The Stellar Consensus Protocol is seen as an open membership system: anyone is free to become a validator node, and nodes can choose which other nodes they want to track instead of being fed from a list of validators. ‘a central authority. This makes Stellar’s network design more decentralized than similar networks using Byzantine Delegated Fault Tolerance (dBFT) such as Ripple or NEO.
That being said, at present, Stellar only has 20 to 30 nodes feeding its network. This lack of participation is a common side effect of systems that choose to forgo economically motivated consensus mechanisms. Validators exist on Stellar only because they are willing to devote their resources to the good of the network.
Inflation on the star network
New lumens are added to the Stellar network at a rate of 1% every year. The inflation mechanism operates on a weekly basis, distributing the inflation pool to any account in the Stellar network receiving more than 0.05% of the total votes. The size of the inflation pool is determined by the following formula: (number of existing lumens) * (weekly inflation rate) + fee pool. The votes are weighted according to the amount of lumens you have; 1 lumen is equivalent to 1 voice.
Each account has the opportunity to participate in this voting process, but the lucky winners will need to earn a minimum of 0.05% of the total votes, or 9,233,901 votes based on today’s outstanding bid. . The winners get their share of the inflation pool; win 5% of the total votes and you will get 5% of the total pool. Some XLM media have formed groups in which they combine their voting rights on a designated account and distribute the winnings among all the participants.
Stellar’s XLM is available on a variety of different cryptocurrency exchanges, including Binance and Bittrex. These two exchanges handle a combined daily volume of over $ 16 million in XLM alone; placing them behind only the Korean Upbit cryptocurrency exchange.
There is a healthy selection of wallets that can hold your XLM securely. Stellar.org lists a total of 11 compatible wallets, including 4 desktop wallets, 4 mobile wallets and 8 web wallets. The safest place to store your XLM is in a hardware wallet. The Ledger Nano S is a good XLM compatible option.

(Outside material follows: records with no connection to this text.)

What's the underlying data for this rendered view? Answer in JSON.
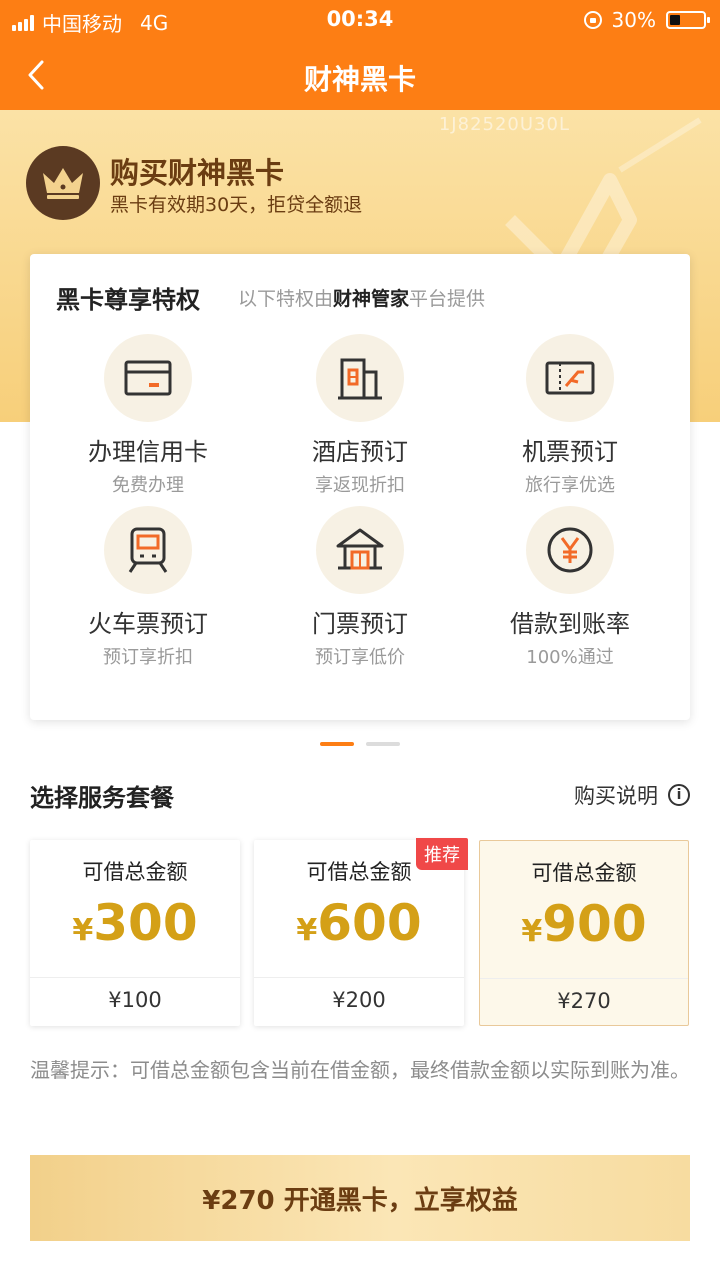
{
  "status_bar": {
    "carrier": "中国移动",
    "network": "4G",
    "time": "00:34",
    "battery": "30%"
  },
  "navbar": {
    "title": "财神黑卡"
  },
  "hero": {
    "serial": "1J82520U30L",
    "title": "购买财神黑卡",
    "subtitle": "黑卡有效期30天，拒贷全额退"
  },
  "privileges": {
    "title": "黑卡尊享特权",
    "note_prefix": "以下特权由",
    "note_brand": "财神管家",
    "note_suffix": "平台提供",
    "items": [
      {
        "name": "办理信用卡",
        "desc": "免费办理",
        "icon": "credit-card-icon"
      },
      {
        "name": "酒店预订",
        "desc": "享返现折扣",
        "icon": "hotel-icon"
      },
      {
        "name": "机票预订",
        "desc": "旅行享优选",
        "icon": "flight-ticket-icon"
      },
      {
        "name": "火车票预订",
        "desc": "预订享折扣",
        "icon": "train-icon"
      },
      {
        "name": "门票预订",
        "desc": "预订享低价",
        "icon": "attraction-ticket-icon"
      },
      {
        "name": "借款到账率",
        "desc": "100%通过",
        "icon": "yen-icon"
      }
    ]
  },
  "pager": {
    "count": 2,
    "active": 0
  },
  "packages": {
    "title": "选择服务套餐",
    "info_link": "购买说明",
    "plans": [
      {
        "label": "可借总金额",
        "currency": "¥",
        "amount": "300",
        "fee": "¥100",
        "badge": "",
        "selected": false
      },
      {
        "label": "可借总金额",
        "currency": "¥",
        "amount": "600",
        "fee": "¥200",
        "badge": "推荐",
        "selected": false
      },
      {
        "label": "可借总金额",
        "currency": "¥",
        "amount": "900",
        "fee": "¥270",
        "badge": "",
        "selected": true
      }
    ]
  },
  "tip": "温馨提示：可借总金额包含当前在借金额，最终借款金额以实际到账为准。",
  "cta": {
    "label": "¥270 开通黑卡，立享权益"
  },
  "colors": {
    "brand_orange": "#fd7e14",
    "gold": "#d4a017",
    "badge_red": "#f04848"
  }
}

It is worth highlighting the disclaimer on the Stellar portfolio page: “Stellar.org does not own, maintain or operate any of these portfolios.“
Stellar wants to become the standard method of sending money around the world. The team takes a bottom-up approach, focusing on money transfer and money transfer companies rather than the big risk-averse banks. Stellar believes banks need to see the protocol succeed elsewhere before they start using the network. IBM said they are believers, which is a great start.

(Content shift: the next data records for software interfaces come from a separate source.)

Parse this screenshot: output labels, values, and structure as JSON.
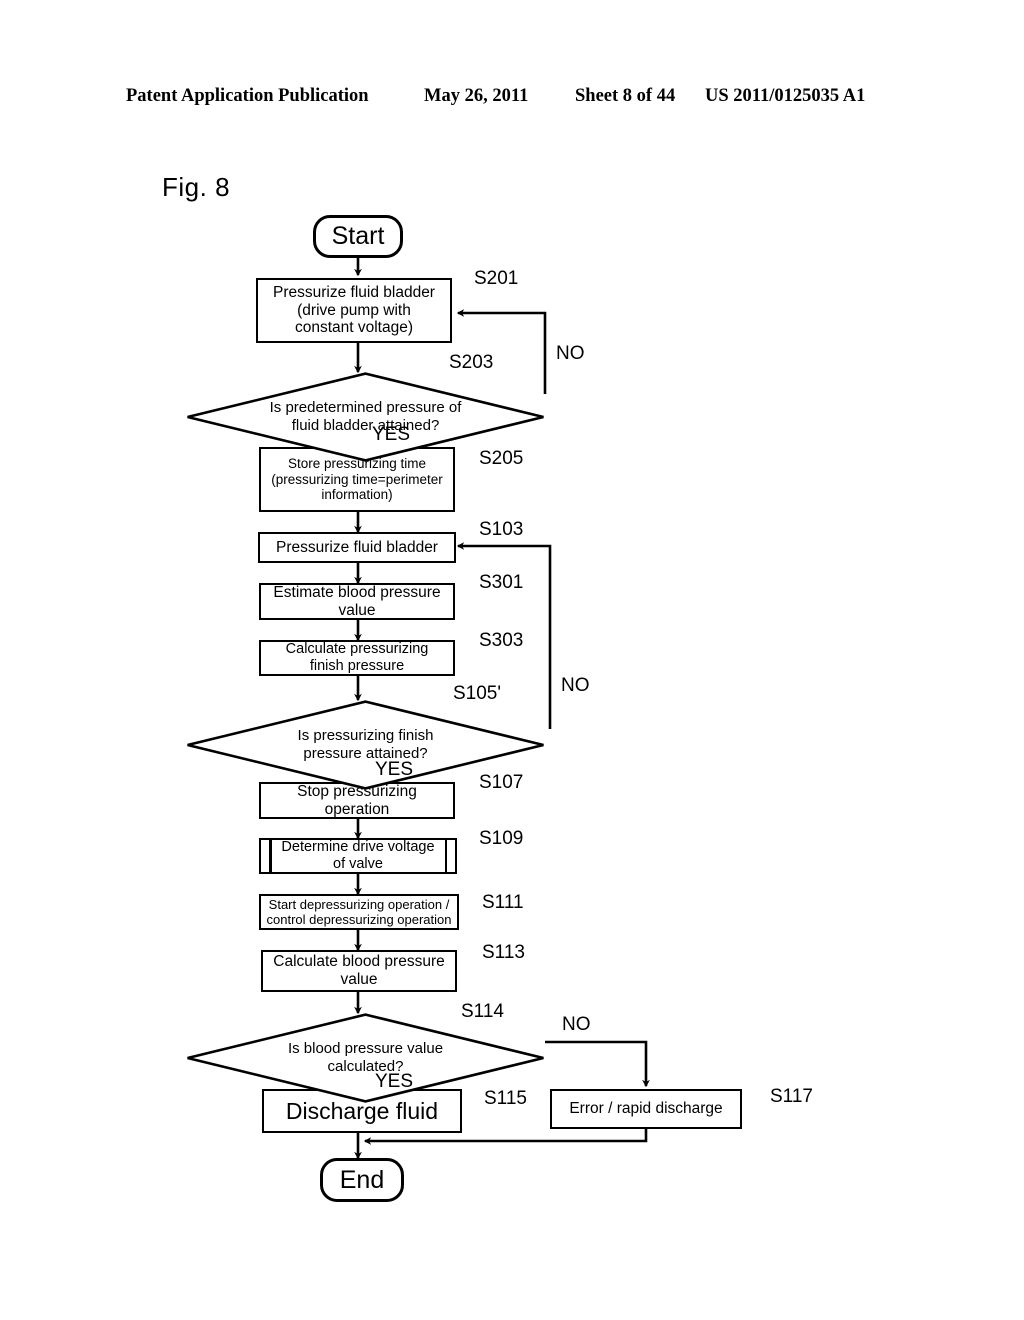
{
  "header": {
    "publication": "Patent Application Publication",
    "date": "May 26, 2011",
    "sheet": "Sheet 8 of 44",
    "number": "US 2011/0125035 A1"
  },
  "figure": {
    "label": "Fig. 8"
  },
  "flowchart": {
    "start_label": "Start",
    "end_label": "End",
    "nodes": [
      {
        "id": "S201",
        "ref": "S201",
        "type": "process",
        "text": "Pressurize fluid bladder\n(drive pump with\nconstant voltage)"
      },
      {
        "id": "S203",
        "ref": "S203",
        "type": "decision",
        "text": "Is predetermined pressure of\nfluid bladder attained?"
      },
      {
        "id": "S205",
        "ref": "S205",
        "type": "process",
        "text": "Store pressurizing time\n(pressurizing time=perimeter\ninformation)"
      },
      {
        "id": "S103",
        "ref": "S103",
        "type": "process",
        "text": "Pressurize fluid bladder"
      },
      {
        "id": "S301",
        "ref": "S301",
        "type": "process",
        "text": "Estimate blood pressure\nvalue"
      },
      {
        "id": "S303",
        "ref": "S303",
        "type": "process",
        "text": "Calculate pressurizing\nfinish pressure"
      },
      {
        "id": "S105",
        "ref": "S105'",
        "type": "decision",
        "text": "Is pressurizing finish\npressure attained?"
      },
      {
        "id": "S107",
        "ref": "S107",
        "type": "process",
        "text": "Stop pressurizing\noperation"
      },
      {
        "id": "S109",
        "ref": "S109",
        "type": "predefined",
        "text": "Determine drive voltage\nof valve"
      },
      {
        "id": "S111",
        "ref": "S111",
        "type": "process",
        "text": "Start depressurizing operation /\ncontrol depressurizing operation"
      },
      {
        "id": "S113",
        "ref": "S113",
        "type": "process",
        "text": "Calculate blood pressure\nvalue"
      },
      {
        "id": "S114",
        "ref": "S114",
        "type": "decision",
        "text": "Is blood pressure value\ncalculated?"
      },
      {
        "id": "S115",
        "ref": "S115",
        "type": "process",
        "text": "Discharge fluid"
      },
      {
        "id": "S117",
        "ref": "S117",
        "type": "process",
        "text": "Error / rapid discharge"
      }
    ],
    "branch_labels": {
      "no_s203": "NO",
      "yes_s203": "YES",
      "no_s105": "NO",
      "yes_s105": "YES",
      "no_s114": "NO",
      "yes_s114": "YES"
    }
  },
  "colors": {
    "ink": "#000000",
    "paper": "#ffffff"
  }
}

In Stellar’s view, the fees associated with transferring money, especially across borders, have a disproportionate impact on the poor. Working families, for example, spend $ 44 billion annually on Western Union or similar middleman fees. Stellar views this massive number as an unnecessary expense taken from people by outdated financial architecture.
Stellar finds himself halfway alone: not quite in the crowd of cryptocurrencies, and not quite in the crowd of legacy payment networks. Stellar is significantly more decentralized than PayPal, but without an incentive mechanism for validator nodes, it’s unclear just how decentralized Stellar will remain. The ultimate success of Stellar will depend on its adoption by traditional financial institutions and how the network can evolve. Assuming he is successful, however, Stellar has the potential to revolutionize the way people transfer money.